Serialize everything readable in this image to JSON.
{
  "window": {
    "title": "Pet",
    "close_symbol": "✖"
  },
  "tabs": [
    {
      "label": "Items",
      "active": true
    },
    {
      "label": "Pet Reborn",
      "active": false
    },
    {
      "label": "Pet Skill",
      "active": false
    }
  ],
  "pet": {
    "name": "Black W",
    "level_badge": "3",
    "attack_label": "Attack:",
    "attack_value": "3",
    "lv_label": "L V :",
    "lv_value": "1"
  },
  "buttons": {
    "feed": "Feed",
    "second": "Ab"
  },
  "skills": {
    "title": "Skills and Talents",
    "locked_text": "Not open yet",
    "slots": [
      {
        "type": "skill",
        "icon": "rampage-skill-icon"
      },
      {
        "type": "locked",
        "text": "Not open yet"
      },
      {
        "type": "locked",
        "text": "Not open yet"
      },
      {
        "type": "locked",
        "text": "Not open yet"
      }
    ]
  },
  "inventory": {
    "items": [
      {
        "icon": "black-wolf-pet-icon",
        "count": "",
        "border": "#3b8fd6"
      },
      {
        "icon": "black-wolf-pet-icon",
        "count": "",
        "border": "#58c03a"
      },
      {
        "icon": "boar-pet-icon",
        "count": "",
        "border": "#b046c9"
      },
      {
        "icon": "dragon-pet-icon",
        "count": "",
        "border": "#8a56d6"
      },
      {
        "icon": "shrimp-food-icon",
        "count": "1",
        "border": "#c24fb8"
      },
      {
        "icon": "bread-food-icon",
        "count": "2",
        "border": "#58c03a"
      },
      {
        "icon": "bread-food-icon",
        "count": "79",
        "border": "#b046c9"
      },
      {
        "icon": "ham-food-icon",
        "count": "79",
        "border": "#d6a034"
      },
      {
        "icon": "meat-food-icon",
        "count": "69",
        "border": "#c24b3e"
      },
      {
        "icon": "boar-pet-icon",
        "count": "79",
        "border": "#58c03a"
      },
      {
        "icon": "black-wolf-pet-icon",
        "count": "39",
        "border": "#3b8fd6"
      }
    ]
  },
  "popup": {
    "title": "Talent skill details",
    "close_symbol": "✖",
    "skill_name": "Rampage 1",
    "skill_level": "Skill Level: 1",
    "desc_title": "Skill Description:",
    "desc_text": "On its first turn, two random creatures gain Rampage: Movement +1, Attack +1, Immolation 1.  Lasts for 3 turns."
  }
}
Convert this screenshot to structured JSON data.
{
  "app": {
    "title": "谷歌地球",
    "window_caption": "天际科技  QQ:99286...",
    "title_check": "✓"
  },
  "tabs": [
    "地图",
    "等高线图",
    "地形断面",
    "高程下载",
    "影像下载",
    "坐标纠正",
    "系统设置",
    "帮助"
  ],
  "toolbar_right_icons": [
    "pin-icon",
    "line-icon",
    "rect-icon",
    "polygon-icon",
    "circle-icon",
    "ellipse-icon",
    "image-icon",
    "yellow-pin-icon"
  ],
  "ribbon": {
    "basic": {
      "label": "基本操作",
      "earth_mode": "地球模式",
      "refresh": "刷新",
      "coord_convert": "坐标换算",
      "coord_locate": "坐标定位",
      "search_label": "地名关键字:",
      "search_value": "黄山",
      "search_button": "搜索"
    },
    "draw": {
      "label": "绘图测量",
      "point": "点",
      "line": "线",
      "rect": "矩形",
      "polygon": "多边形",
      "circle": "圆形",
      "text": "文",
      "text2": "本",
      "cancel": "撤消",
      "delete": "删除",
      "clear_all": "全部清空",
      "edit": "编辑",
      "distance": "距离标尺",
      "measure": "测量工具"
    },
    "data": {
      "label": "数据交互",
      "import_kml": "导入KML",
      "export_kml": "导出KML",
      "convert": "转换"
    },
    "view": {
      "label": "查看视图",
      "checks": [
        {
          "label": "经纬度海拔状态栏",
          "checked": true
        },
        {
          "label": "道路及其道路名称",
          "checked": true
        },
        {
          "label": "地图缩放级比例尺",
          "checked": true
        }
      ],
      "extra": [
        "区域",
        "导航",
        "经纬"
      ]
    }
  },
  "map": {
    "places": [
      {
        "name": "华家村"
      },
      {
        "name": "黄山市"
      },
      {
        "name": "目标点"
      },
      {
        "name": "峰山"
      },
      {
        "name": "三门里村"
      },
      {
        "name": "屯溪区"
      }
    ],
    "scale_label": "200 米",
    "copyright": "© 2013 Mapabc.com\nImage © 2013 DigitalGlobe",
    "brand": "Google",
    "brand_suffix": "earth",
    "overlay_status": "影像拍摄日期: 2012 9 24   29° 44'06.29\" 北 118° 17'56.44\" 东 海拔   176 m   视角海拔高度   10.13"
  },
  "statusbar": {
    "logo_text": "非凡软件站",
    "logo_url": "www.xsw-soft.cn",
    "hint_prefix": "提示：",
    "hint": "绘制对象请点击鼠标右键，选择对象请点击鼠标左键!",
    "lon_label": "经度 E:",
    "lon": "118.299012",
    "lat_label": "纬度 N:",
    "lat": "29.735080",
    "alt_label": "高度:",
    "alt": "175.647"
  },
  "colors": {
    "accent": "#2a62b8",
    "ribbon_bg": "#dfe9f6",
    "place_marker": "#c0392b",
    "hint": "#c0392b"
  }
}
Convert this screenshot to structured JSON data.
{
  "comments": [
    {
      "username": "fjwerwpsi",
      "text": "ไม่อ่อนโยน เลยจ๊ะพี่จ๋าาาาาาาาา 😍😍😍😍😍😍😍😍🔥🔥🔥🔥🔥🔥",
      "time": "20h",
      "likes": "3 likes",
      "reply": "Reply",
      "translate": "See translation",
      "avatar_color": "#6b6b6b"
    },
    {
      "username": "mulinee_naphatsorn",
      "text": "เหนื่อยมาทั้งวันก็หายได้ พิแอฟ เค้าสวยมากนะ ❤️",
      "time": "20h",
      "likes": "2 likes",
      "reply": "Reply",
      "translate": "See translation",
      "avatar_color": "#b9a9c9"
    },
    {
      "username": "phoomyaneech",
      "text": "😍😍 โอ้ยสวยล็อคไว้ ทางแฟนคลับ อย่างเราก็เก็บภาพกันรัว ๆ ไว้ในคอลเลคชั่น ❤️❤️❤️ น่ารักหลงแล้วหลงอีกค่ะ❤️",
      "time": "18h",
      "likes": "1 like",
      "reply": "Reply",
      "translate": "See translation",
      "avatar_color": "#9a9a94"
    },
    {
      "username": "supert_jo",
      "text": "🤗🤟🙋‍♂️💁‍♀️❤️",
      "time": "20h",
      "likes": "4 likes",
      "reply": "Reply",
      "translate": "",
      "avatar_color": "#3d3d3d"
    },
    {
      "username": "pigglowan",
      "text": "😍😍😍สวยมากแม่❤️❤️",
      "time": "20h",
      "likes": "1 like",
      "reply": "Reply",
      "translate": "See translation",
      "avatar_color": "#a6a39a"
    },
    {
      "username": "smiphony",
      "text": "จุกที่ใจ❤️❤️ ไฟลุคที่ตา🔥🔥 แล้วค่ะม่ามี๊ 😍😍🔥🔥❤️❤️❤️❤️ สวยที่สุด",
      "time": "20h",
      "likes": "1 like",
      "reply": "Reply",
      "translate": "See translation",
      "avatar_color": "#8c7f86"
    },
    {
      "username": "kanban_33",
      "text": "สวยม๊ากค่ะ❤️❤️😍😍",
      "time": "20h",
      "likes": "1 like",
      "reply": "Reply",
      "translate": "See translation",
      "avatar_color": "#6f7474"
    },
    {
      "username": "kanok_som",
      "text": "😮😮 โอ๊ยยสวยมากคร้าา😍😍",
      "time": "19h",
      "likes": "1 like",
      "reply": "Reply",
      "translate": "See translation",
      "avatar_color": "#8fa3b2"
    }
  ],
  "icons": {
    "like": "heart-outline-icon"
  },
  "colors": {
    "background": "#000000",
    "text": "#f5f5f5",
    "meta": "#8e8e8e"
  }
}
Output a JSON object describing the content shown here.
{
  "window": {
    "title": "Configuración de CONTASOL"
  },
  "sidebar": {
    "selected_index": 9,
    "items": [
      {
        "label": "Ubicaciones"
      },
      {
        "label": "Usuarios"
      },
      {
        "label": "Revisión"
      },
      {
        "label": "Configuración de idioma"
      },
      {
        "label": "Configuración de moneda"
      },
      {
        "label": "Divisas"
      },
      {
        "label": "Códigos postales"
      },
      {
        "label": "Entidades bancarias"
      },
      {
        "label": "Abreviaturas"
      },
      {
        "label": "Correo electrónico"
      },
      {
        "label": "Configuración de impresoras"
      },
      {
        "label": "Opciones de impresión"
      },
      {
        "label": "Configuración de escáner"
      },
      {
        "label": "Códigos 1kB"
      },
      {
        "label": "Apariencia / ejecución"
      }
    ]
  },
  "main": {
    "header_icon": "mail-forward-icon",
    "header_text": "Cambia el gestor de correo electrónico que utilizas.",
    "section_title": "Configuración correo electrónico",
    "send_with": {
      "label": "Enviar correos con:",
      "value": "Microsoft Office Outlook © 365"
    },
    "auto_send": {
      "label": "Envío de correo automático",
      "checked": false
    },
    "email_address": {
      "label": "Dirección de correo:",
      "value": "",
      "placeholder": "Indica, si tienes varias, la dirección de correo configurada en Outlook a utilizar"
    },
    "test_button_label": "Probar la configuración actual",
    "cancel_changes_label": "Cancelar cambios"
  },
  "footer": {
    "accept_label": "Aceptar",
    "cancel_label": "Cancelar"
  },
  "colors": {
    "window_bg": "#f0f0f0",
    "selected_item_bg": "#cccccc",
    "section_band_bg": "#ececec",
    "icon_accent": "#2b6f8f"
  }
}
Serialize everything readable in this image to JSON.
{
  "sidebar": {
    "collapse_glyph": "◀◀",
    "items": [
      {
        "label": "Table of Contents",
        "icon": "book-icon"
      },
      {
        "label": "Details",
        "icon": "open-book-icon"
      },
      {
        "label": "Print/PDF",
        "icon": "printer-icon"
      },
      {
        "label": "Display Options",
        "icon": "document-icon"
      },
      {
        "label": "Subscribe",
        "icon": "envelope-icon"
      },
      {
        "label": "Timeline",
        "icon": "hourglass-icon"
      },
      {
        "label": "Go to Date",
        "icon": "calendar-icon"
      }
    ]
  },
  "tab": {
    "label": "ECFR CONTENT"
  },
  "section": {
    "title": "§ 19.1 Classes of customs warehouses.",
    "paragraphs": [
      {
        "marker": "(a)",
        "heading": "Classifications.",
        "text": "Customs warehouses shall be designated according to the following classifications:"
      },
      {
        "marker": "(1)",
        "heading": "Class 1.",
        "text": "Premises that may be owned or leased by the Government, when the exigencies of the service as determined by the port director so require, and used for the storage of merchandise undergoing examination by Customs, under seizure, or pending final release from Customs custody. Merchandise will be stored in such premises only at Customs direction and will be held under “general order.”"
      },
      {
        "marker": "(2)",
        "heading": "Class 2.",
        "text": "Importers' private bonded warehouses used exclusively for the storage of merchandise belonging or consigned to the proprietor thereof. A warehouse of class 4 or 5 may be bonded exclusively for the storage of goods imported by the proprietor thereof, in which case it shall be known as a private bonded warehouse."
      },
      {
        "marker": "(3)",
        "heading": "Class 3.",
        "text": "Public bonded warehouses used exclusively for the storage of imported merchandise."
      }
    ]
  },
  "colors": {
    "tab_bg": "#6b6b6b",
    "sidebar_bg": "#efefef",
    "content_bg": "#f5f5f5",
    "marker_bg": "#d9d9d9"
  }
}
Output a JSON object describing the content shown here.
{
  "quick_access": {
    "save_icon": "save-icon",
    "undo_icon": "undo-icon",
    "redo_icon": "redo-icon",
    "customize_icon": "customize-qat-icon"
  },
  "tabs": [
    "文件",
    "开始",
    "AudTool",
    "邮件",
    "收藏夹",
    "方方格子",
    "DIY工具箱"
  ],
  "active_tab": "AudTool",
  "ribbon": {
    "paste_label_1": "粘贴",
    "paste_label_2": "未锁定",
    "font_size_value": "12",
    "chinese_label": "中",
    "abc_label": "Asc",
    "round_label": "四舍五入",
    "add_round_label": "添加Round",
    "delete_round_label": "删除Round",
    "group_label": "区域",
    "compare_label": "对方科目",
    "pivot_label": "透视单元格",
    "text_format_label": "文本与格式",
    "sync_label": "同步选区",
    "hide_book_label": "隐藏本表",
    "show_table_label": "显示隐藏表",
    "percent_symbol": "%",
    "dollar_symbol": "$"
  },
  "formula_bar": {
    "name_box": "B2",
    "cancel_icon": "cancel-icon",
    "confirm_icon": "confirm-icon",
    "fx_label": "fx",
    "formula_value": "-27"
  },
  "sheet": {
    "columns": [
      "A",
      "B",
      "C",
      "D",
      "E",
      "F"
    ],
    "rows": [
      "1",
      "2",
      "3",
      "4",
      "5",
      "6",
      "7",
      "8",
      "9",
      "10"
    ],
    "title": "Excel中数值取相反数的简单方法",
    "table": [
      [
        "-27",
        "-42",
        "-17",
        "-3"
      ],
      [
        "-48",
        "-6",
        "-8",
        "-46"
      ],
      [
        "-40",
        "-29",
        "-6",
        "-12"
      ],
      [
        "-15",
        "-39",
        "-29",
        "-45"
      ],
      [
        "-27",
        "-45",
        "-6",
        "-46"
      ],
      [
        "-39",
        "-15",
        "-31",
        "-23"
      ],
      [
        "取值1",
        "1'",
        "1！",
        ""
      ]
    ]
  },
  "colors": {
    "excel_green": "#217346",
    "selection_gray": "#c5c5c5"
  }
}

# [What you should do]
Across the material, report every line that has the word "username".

# [Answer space]
      "username": "fjwerwpsi",
      "username": "mulinee_naphatsorn",
      "username": "phoomyaneech",
      "username": "supert_jo",
      "username": "pigglowan",
      "username": "smiphony",
      "username": "kanban_33",
      "username": "kanok_som",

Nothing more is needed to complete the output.